What for?”  Darlene asked.

Don’t play dumb with me,” Raisa said.  “You know what for.”

I told you I didn’t do any­thing while I was pregnant.”

I know what you told me, but that don’t mean you didn’t.”

The door flew open and in walked Sonny.  An unlit peach-fla­vored Philly Blunt dan­gled from his lips and his arm held some fresh­ly-yanked daisies.  “Where’s my boy?” he asked.  Sonny dropped the daisies and the blunt on the food tray and picked up the baby, who final­ly start­ed to cry.

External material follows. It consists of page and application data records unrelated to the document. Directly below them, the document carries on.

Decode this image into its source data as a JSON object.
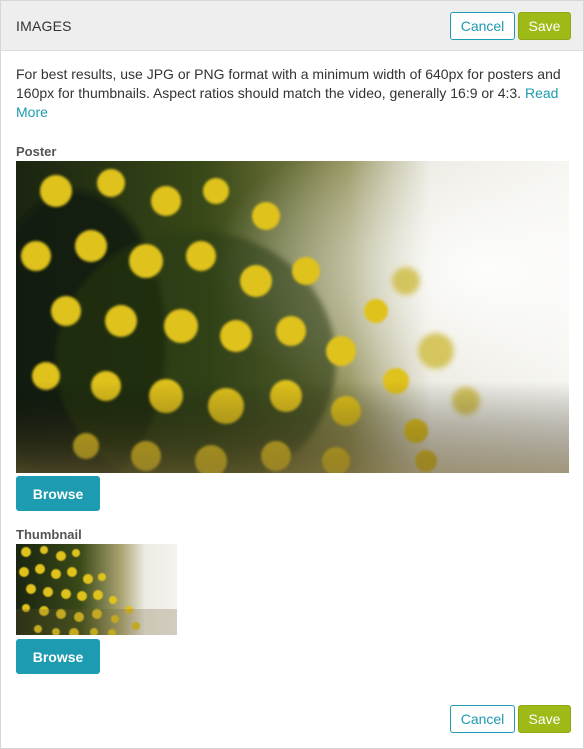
{
  "header": {
    "title": "IMAGES",
    "cancel_label": "Cancel",
    "save_label": "Save"
  },
  "description": {
    "text": "For best results, use JPG or PNG format with a minimum width of 640px for posters and 160px for thumbnails. Aspect ratios should match the video, generally 16:9 or 4:3.",
    "link_label": "Read More"
  },
  "poster": {
    "label": "Poster",
    "browse_label": "Browse"
  },
  "thumbnail": {
    "label": "Thumbnail",
    "browse_label": "Browse"
  },
  "footer": {
    "cancel_label": "Cancel",
    "save_label": "Save"
  },
  "colors": {
    "accent": "#1d9bb0",
    "save": "#9dba16",
    "header_bg": "#eeeeee"
  }
}
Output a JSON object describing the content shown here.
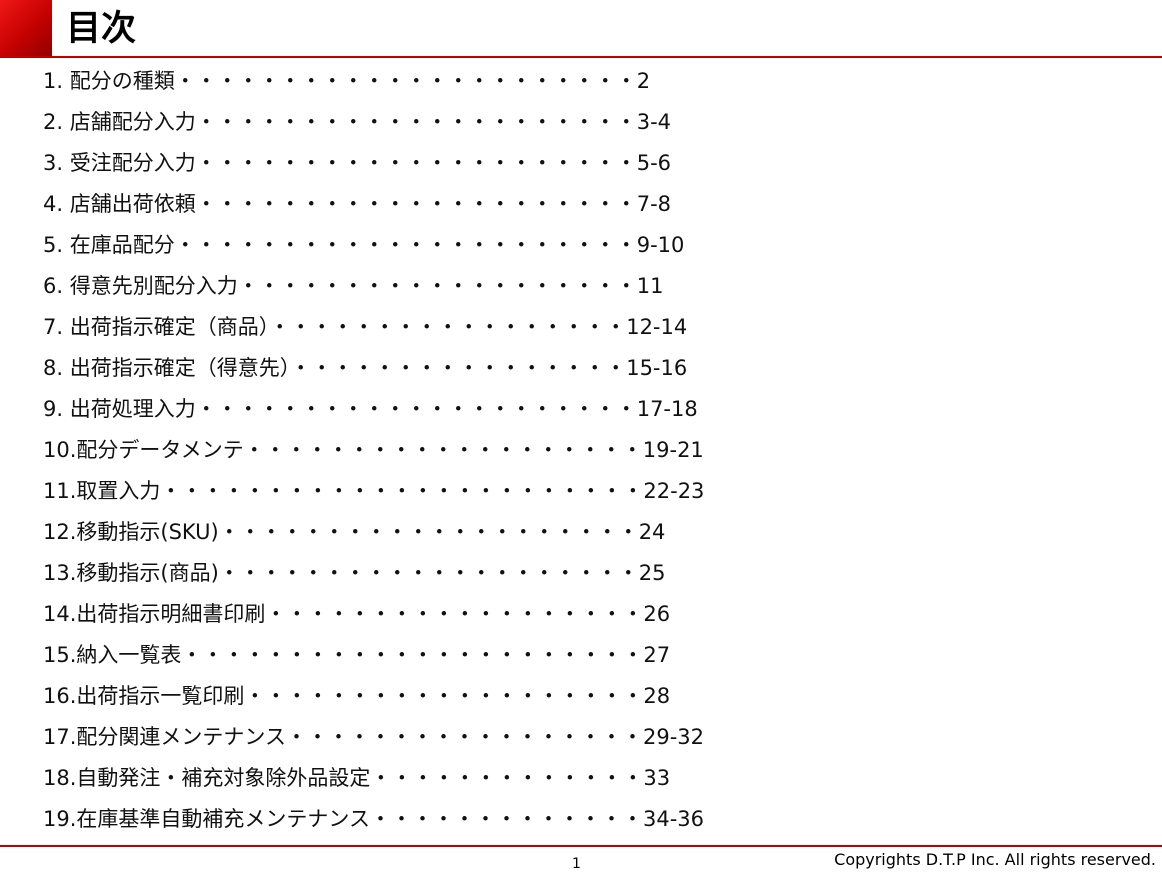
{
  "title": "目次",
  "toc": [
    "1. 配分の種類・・・・・・・・・・・・・・・・・・・・・・2",
    "2. 店舗配分入力・・・・・・・・・・・・・・・・・・・・・3-4",
    "3. 受注配分入力・・・・・・・・・・・・・・・・・・・・・5-6",
    "4. 店舗出荷依頼・・・・・・・・・・・・・・・・・・・・・7-8",
    "5. 在庫品配分・・・・・・・・・・・・・・・・・・・・・・9-10",
    "6. 得意先別配分入力・・・・・・・・・・・・・・・・・・・11",
    "7. 出荷指示確定（商品）・・・・・・・・・・・・・・・・・12-14",
    "8. 出荷指示確定（得意先）・・・・・・・・・・・・・・・・15-16",
    "9. 出荷処理入力・・・・・・・・・・・・・・・・・・・・・17-18",
    "10.配分データメンテ・・・・・・・・・・・・・・・・・・・19-21",
    "11.取置入力・・・・・・・・・・・・・・・・・・・・・・・22-23",
    "12.移動指示(SKU)・・・・・・・・・・・・・・・・・・・・24",
    "13.移動指示(商品)・・・・・・・・・・・・・・・・・・・・25",
    "14.出荷指示明細書印刷・・・・・・・・・・・・・・・・・・26",
    "15.納入一覧表・・・・・・・・・・・・・・・・・・・・・・27",
    "16.出荷指示一覧印刷・・・・・・・・・・・・・・・・・・・28",
    "17.配分関連メンテナンス・・・・・・・・・・・・・・・・・29-32",
    "18.自動発注・補充対象除外品設定・・・・・・・・・・・・・33",
    "19.在庫基準自動補充メンテナンス・・・・・・・・・・・・・34-36"
  ],
  "footer": {
    "page_number": "1",
    "copyright": "Copyrights  D.T.P Inc. All rights reserved."
  },
  "colors": {
    "accent": "#c00000",
    "text": "#111111"
  }
}
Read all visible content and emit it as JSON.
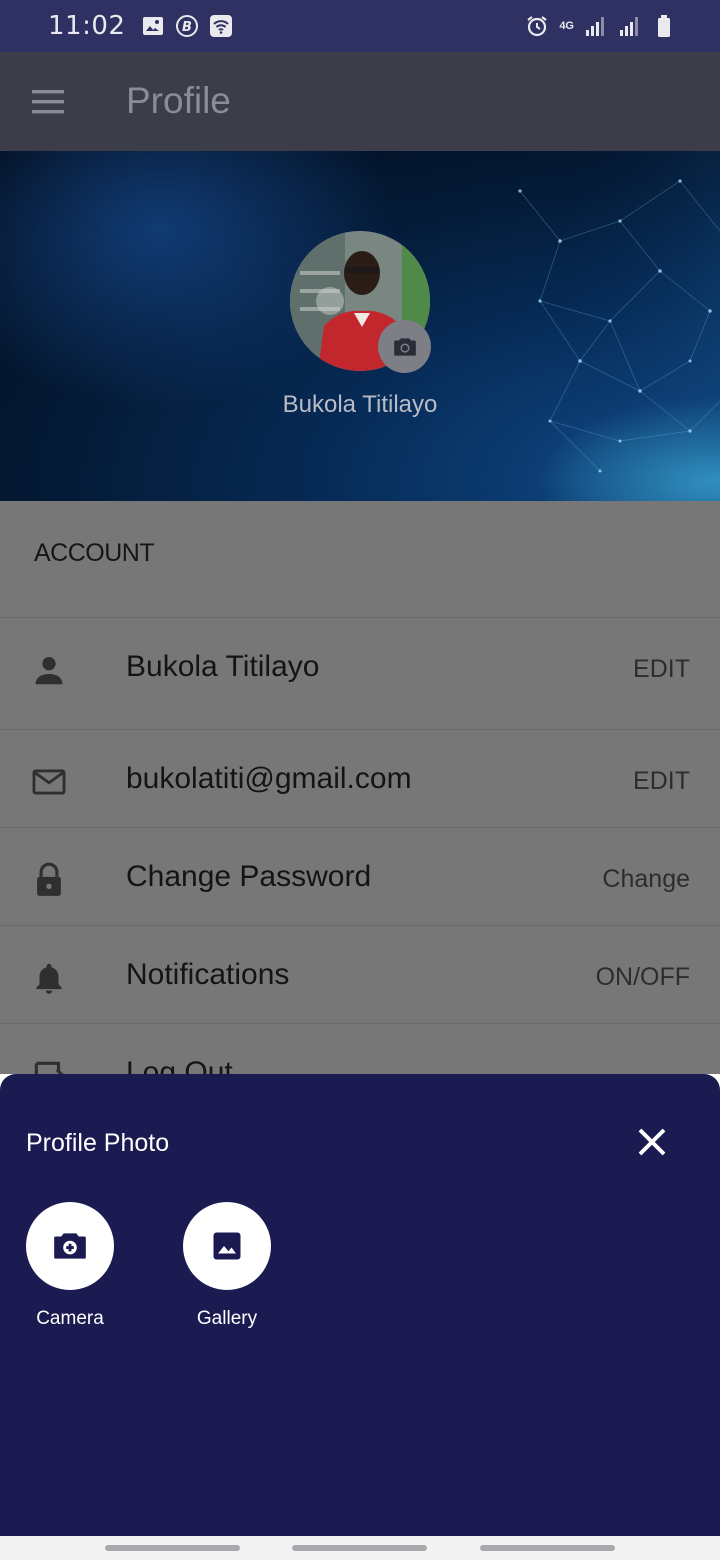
{
  "status_bar": {
    "time": "11:02",
    "network": "4G"
  },
  "app_bar": {
    "title": "Profile"
  },
  "hero": {
    "user_name": "Bukola Titilayo"
  },
  "account": {
    "section_title": "ACCOUNT",
    "rows": [
      {
        "icon": "person-icon",
        "label": "Bukola Titilayo",
        "action": "EDIT"
      },
      {
        "icon": "mail-icon",
        "label": "bukolatiti@gmail.com",
        "action": "EDIT"
      },
      {
        "icon": "lock-icon",
        "label": "Change Password",
        "action": "Change"
      },
      {
        "icon": "bell-icon",
        "label": "Notifications",
        "action": "ON/OFF"
      },
      {
        "icon": "logout-icon",
        "label": "Log Out",
        "action": ""
      }
    ]
  },
  "bottom_sheet": {
    "title": "Profile Photo",
    "options": [
      {
        "icon": "camera-icon",
        "label": "Camera"
      },
      {
        "icon": "gallery-icon",
        "label": "Gallery"
      }
    ]
  },
  "colors": {
    "status_bar": "#2f3163",
    "app_bar": "#3d3d49",
    "sheet_background": "#1b1b51",
    "scrim_content": "#777777"
  }
}
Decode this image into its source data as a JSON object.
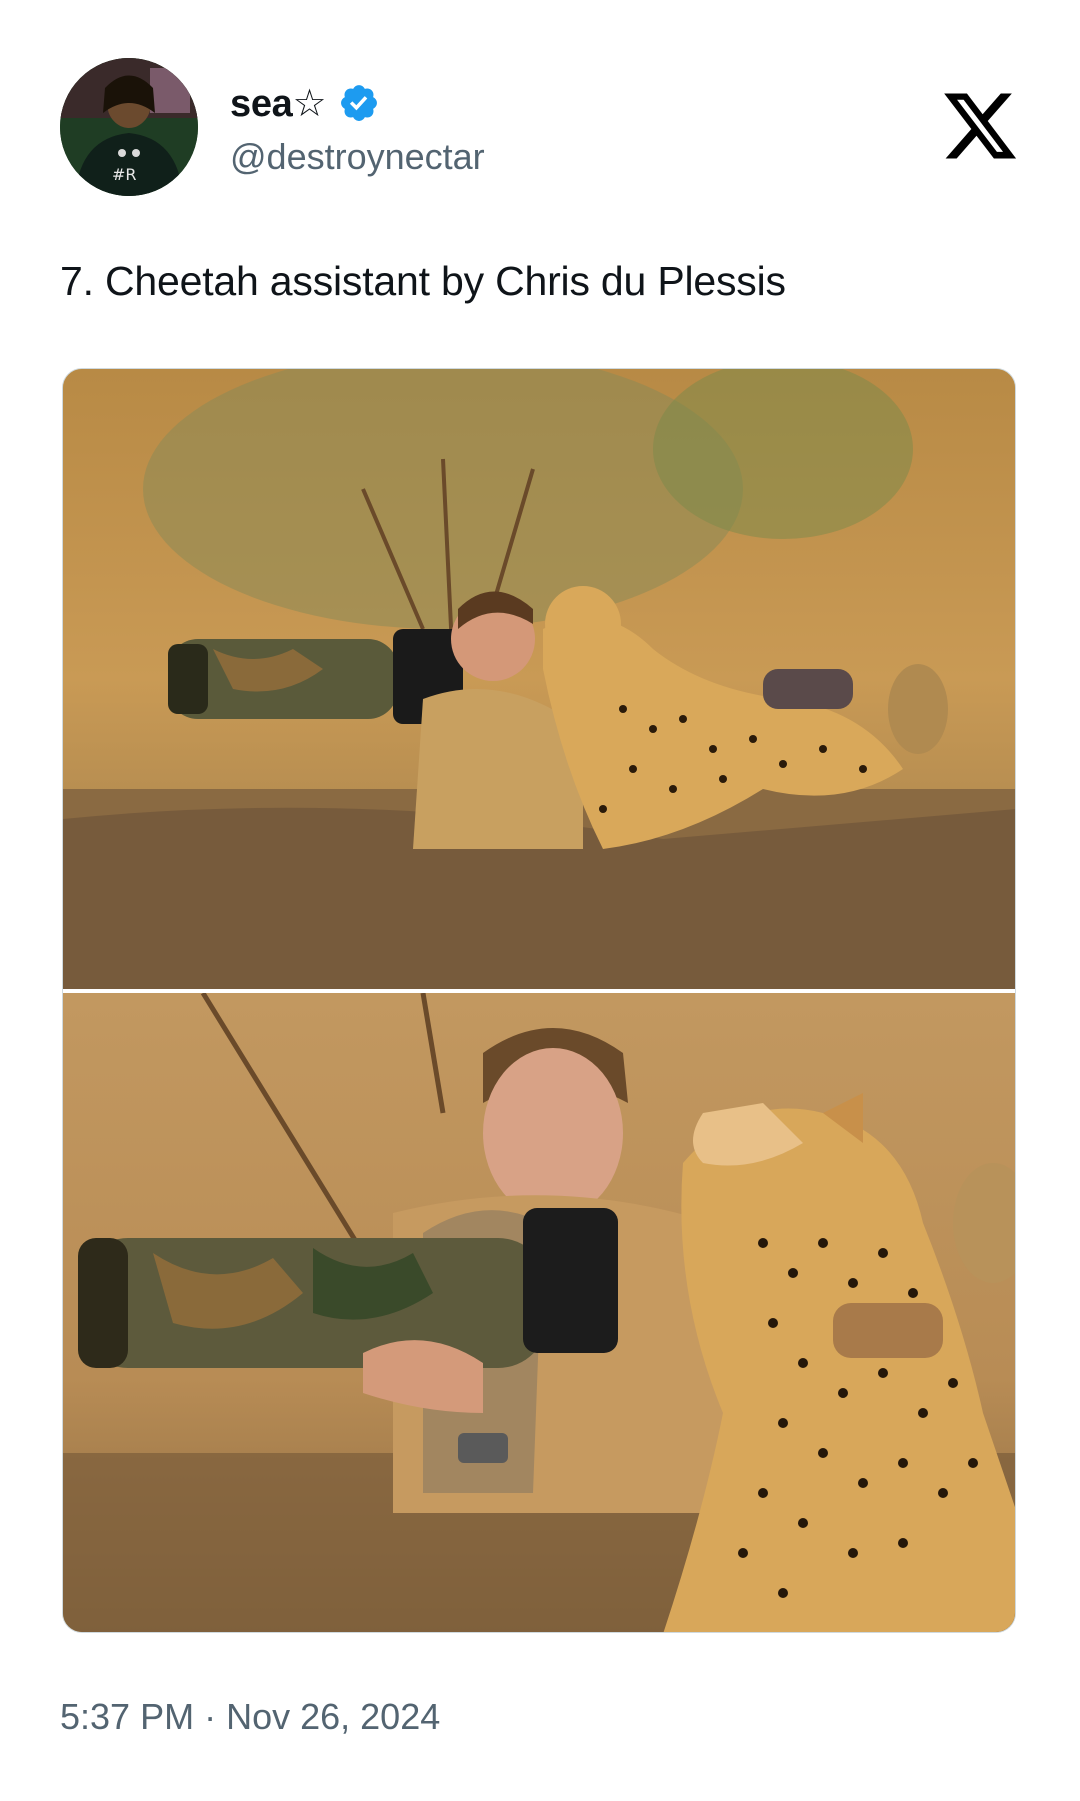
{
  "author": {
    "display_name": "sea☆",
    "handle": "@destroynectar",
    "verified": true,
    "avatar_icon": "profile-avatar"
  },
  "brand": {
    "logo": "x-logo"
  },
  "tweet": {
    "text": "7. Cheetah assistant by Chris du Plessis",
    "media": [
      {
        "description_icon": "photo-photographer-with-cheetah-wide"
      },
      {
        "description_icon": "photo-photographer-with-cheetah-closeup"
      }
    ]
  },
  "meta": {
    "time": "5:37 PM",
    "separator": "·",
    "date": "Nov 26, 2024"
  },
  "colors": {
    "verified_blue": "#1d9bf0",
    "text_primary": "#0f1419",
    "text_secondary": "#536471"
  }
}
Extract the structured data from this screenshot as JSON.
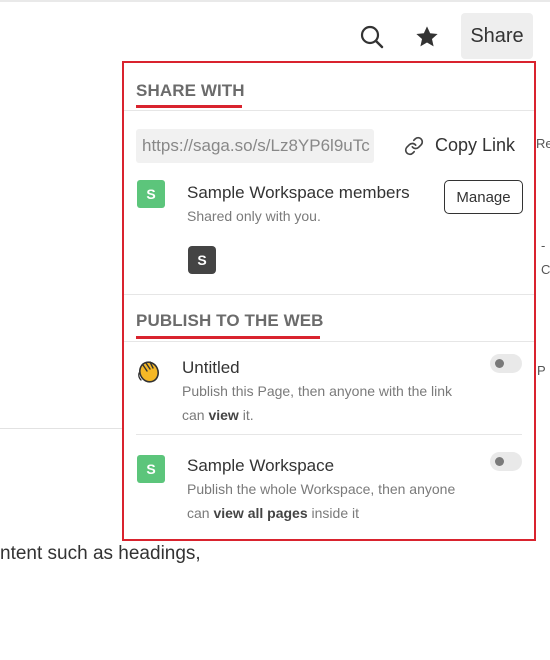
{
  "toolbar": {
    "share_label": "Share"
  },
  "background": {
    "right_glyphs": [
      "Re",
      "-",
      "C",
      "P"
    ],
    "body_text": "ntent such as headings,"
  },
  "share_panel": {
    "share_with": {
      "title": "SHARE WITH",
      "link_url": "https://saga.so/s/Lz8YP6l9uTc",
      "copy_link_label": "Copy Link",
      "members": {
        "badge": "S",
        "name": "Sample Workspace members",
        "subtitle": "Shared only with you.",
        "manage_label": "Manage",
        "avatar_letter": "S"
      }
    },
    "publish": {
      "title": "PUBLISH TO THE WEB",
      "items": [
        {
          "name": "Untitled",
          "desc_pre": "Publish this Page, then anyone with the link can ",
          "desc_bold": "view",
          "desc_post": " it.",
          "icon": "waving-hand-icon",
          "enabled": false
        },
        {
          "badge": "S",
          "name": "Sample Workspace",
          "desc_pre": "Publish the whole Workspace, then anyone can ",
          "desc_bold": "view all pages",
          "desc_post": " inside it",
          "enabled": false
        }
      ]
    }
  },
  "colors": {
    "accent_red": "#d9232e",
    "workspace_green": "#5cc57b"
  }
}
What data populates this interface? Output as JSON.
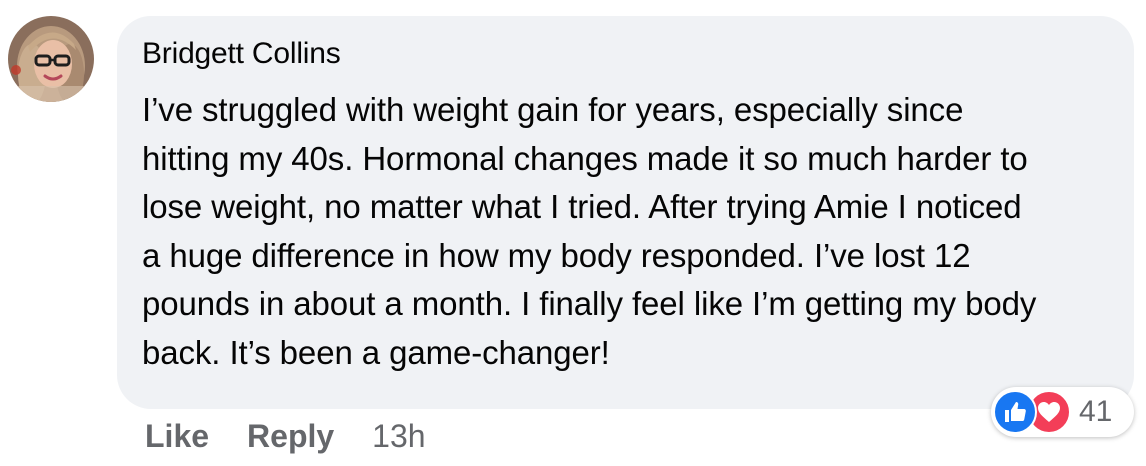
{
  "comment": {
    "author": "Bridgett Collins",
    "text": "I’ve struggled with weight gain for years, especially since\nhitting my 40s. Hormonal changes made it so much harder to\nlose weight, no matter what I tried. After trying Amie I noticed\na huge difference in how my body responded. I’ve lost 12\npounds in about a month. I finally feel like I’m getting my body\nback. It’s been a game-changer!",
    "avatar_icon": "profile-photo"
  },
  "reactions": {
    "icons": [
      "like-icon",
      "love-icon"
    ],
    "count": "41",
    "colors": {
      "like": "#1877f2",
      "love": "#f33e58"
    }
  },
  "actions": {
    "like_label": "Like",
    "reply_label": "Reply",
    "timestamp": "13h"
  },
  "theme": {
    "bubble_bg": "#f0f2f5",
    "text": "#050505",
    "secondary_text": "#65676b"
  }
}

Darlene reached for the baby, but Sonny held him up in the air, out of her reach.

Sonny, be care­ful,” she said.

Whatta ya mean be care­ful?” he asked.  “This is my new baby boy.  My pride and joy.  The fruit of my loins.”

Sonny, don’t…you’re gonna…don’t hold him like that,” Darlene said, get­ting anxious.

The nurse came back in with the bot­tle of for­mu­la.  “Mister Arturo, you can’t…Mister…please…you shouldn’t hold him like…,” she said, try­ing to get Sonny to put down the baby.

Santiago Luis Arturo!”  Raisa’s voice boomed.

The sound momen­tar­i­ly stopped all move­ment in the room, includ­ing the baby’s cry­ing.  Sonny low­ered the baby and both the nurse and Darlene reached for him.

Boy, what’s wrong with you?” Raisa asked.

I wasn’t gonna drop him, Ma.  I’m just hap­py to see him.  Happy to be a father,” Sonny said.

You can be hap­py with­out act­ing a fool,” Raisa said.  “Are you high or something?”

Sonny looked in the direc­tion of the nurse, who was gen­tly hand­ing the bot­tle and the baby to Darlene.

Sorry,” he said.

The nurse gave him a wary look and then gave the entire mul­ti-col­ored mot­ley crew anoth­er once over before she exit­ed the room.

Sonny walked over and hugged Raisa.  “How’ve you been, Ma?”

I’m doing alright.  How are you?” she asked with poignan­cy, star­ing into his dilat­ed pupils.

One day at a time,” he said.

Raisa could smell the stench of liquor with every exha­la­tion.  “Mmm hmm,” she said.

I thought of a name,” he said, turn­ing to look at Darlene feed the baby.  “Future,” he said.

What?”  Darlene and Raisa asked at the same time.

Future.  You know.  As in not the past or the present.  Future,” he said.

You wan­na name the baby Future?”  Darlene asked.

Yup.  You like it?” he asked.

It’s orig­i­nal.  I’ll give you that,” Raisa said.

Sonny sat on the bed fac­ing Darlene and the baby.  “How do you like that name, lit­tle man?  Future.”  He took the baby away from Darlene and began to gen­tly rock him.  “That’s a some­body kind of name, right Ma?  With a name like that he can’t help but be some­body important.”

Raisa breathed a heavy sigh and shook her head.  She reached into her purse and pulled out her point and shoot cam­era.  “Smile,” she said.

God bless the child.


Stephanie Leary lives in Rochester, New York and recent­ly earned a cre­ative writ­ing degree from The College at Brockport State University of New York.  She enjoys writ­ing essays and short sto­ries but her goal is to obtain a MFA in playwriting.